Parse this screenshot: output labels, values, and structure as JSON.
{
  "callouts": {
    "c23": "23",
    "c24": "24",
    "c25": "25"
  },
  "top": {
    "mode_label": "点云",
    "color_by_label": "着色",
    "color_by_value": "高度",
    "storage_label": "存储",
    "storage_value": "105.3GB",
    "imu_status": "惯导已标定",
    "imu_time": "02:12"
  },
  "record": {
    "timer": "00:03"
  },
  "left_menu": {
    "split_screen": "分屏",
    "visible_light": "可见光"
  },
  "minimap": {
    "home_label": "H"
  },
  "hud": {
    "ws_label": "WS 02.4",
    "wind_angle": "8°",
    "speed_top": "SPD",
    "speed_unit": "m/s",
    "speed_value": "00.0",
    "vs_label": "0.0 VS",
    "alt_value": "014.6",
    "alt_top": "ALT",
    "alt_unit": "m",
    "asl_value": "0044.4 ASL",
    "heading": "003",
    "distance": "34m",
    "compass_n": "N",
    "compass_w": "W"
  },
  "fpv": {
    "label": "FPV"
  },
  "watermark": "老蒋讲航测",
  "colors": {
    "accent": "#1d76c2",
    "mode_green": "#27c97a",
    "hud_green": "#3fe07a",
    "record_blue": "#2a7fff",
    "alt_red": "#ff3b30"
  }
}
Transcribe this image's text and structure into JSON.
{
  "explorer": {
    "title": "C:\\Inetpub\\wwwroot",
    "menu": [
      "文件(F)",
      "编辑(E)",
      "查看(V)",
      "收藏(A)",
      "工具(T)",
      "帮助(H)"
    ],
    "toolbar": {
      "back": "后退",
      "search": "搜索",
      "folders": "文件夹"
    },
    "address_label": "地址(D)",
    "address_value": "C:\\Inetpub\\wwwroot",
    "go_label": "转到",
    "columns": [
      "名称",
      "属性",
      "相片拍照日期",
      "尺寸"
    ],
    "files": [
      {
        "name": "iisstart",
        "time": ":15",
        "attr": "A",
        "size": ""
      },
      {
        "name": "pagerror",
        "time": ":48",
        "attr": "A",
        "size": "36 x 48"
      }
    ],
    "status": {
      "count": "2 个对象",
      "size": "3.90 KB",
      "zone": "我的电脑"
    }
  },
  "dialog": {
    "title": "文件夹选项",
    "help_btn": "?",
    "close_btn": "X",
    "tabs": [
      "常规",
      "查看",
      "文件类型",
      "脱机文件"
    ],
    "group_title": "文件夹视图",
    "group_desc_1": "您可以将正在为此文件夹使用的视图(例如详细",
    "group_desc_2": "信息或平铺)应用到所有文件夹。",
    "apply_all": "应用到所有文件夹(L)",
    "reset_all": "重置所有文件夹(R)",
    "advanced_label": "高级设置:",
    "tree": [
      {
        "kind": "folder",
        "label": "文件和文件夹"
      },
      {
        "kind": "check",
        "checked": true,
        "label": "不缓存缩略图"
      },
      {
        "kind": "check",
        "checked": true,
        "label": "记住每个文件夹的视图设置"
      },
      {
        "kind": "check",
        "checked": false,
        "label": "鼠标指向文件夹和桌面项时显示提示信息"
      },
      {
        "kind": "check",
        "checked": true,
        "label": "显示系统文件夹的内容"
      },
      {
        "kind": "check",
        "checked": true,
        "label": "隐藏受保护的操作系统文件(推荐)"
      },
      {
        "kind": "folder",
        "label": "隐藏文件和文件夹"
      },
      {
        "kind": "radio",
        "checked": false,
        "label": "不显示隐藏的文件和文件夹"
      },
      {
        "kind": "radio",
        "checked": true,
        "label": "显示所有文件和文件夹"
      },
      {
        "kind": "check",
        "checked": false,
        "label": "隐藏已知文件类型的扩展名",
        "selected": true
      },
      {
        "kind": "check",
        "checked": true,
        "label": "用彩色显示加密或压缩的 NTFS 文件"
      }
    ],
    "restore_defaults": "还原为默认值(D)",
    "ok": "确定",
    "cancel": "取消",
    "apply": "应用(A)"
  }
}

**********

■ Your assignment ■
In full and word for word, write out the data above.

■ Task answer ■
Parse this screenshot: output labels, values, and structure as JSON.
{
  "callouts": {
    "c23": "23",
    "c24": "24",
    "c25": "25"
  },
  "top": {
    "mode_label": "点云",
    "color_by_label": "着色",
    "color_by_value": "高度",
    "storage_label": "存储",
    "storage_value": "105.3GB",
    "imu_status": "惯导已标定",
    "imu_time": "02:12"
  },
  "record": {
    "timer": "00:03"
  },
  "left_menu": {
    "split_screen": "分屏",
    "visible_light": "可见光"
  },
  "minimap": {
    "home_label": "H"
  },
  "hud": {
    "ws_label": "WS 02.4",
    "wind_angle": "8°",
    "speed_top": "SPD",
    "speed_unit": "m/s",
    "speed_value": "00.0",
    "vs_label": "0.0 VS",
    "alt_value": "014.6",
    "alt_top": "ALT",
    "alt_unit": "m",
    "asl_value": "0044.4 ASL",
    "heading": "003",
    "distance": "34m",
    "compass_n": "N",
    "compass_w": "W"
  },
  "fpv": {
    "label": "FPV"
  },
  "watermark": "老蒋讲航测",
  "colors": {
    "accent": "#1d76c2",
    "mode_green": "#27c97a",
    "hud_green": "#3fe07a",
    "record_blue": "#2a7fff",
    "alt_red": "#ff3b30"
  }
}
Transcribe this image's text and structure into JSON.
{
  "explorer": {
    "title": "C:\\Inetpub\\wwwroot",
    "menu": [
      "文件(F)",
      "编辑(E)",
      "查看(V)",
      "收藏(A)",
      "工具(T)",
      "帮助(H)"
    ],
    "toolbar": {
      "back": "后退",
      "search": "搜索",
      "folders": "文件夹"
    },
    "address_label": "地址(D)",
    "address_value": "C:\\Inetpub\\wwwroot",
    "go_label": "转到",
    "columns": [
      "名称",
      "属性",
      "相片拍照日期",
      "尺寸"
    ],
    "files": [
      {
        "name": "iisstart",
        "time": ":15",
        "attr": "A",
        "size": ""
      },
      {
        "name": "pagerror",
        "time": ":48",
        "attr": "A",
        "size": "36 x 48"
      }
    ],
    "status": {
      "count": "2 个对象",
      "size": "3.90 KB",
      "zone": "我的电脑"
    }
  },
  "dialog": {
    "title": "文件夹选项",
    "help_btn": "?",
    "close_btn": "X",
    "tabs": [
      "常规",
      "查看",
      "文件类型",
      "脱机文件"
    ],
    "group_title": "文件夹视图",
    "group_desc_1": "您可以将正在为此文件夹使用的视图(例如详细",
    "group_desc_2": "信息或平铺)应用到所有文件夹。",
    "apply_all": "应用到所有文件夹(L)",
    "reset_all": "重置所有文件夹(R)",
    "advanced_label": "高级设置:",
    "tree": [
      {
        "kind": "folder",
        "label": "文件和文件夹"
      },
      {
        "kind": "check",
        "checked": true,
        "label": "不缓存缩略图"
      },
      {
        "kind": "check",
        "checked": true,
        "label": "记住每个文件夹的视图设置"
      },
      {
        "kind": "check",
        "checked": false,
        "label": "鼠标指向文件夹和桌面项时显示提示信息"
      },
      {
        "kind": "check",
        "checked": true,
        "label": "显示系统文件夹的内容"
      },
      {
        "kind": "check",
        "checked": true,
        "label": "隐藏受保护的操作系统文件(推荐)"
      },
      {
        "kind": "folder",
        "label": "隐藏文件和文件夹"
      },
      {
        "kind": "radio",
        "checked": false,
        "label": "不显示隐藏的文件和文件夹"
      },
      {
        "kind": "radio",
        "checked": true,
        "label": "显示所有文件和文件夹"
      },
      {
        "kind": "check",
        "checked": false,
        "label": "隐藏已知文件类型的扩展名",
        "selected": true
      },
      {
        "kind": "check",
        "checked": true,
        "label": "用彩色显示加密或压缩的 NTFS 文件"
      }
    ],
    "restore_defaults": "还原为默认值(D)",
    "ok": "确定",
    "cancel": "取消",
    "apply": "应用(A)"
  }
}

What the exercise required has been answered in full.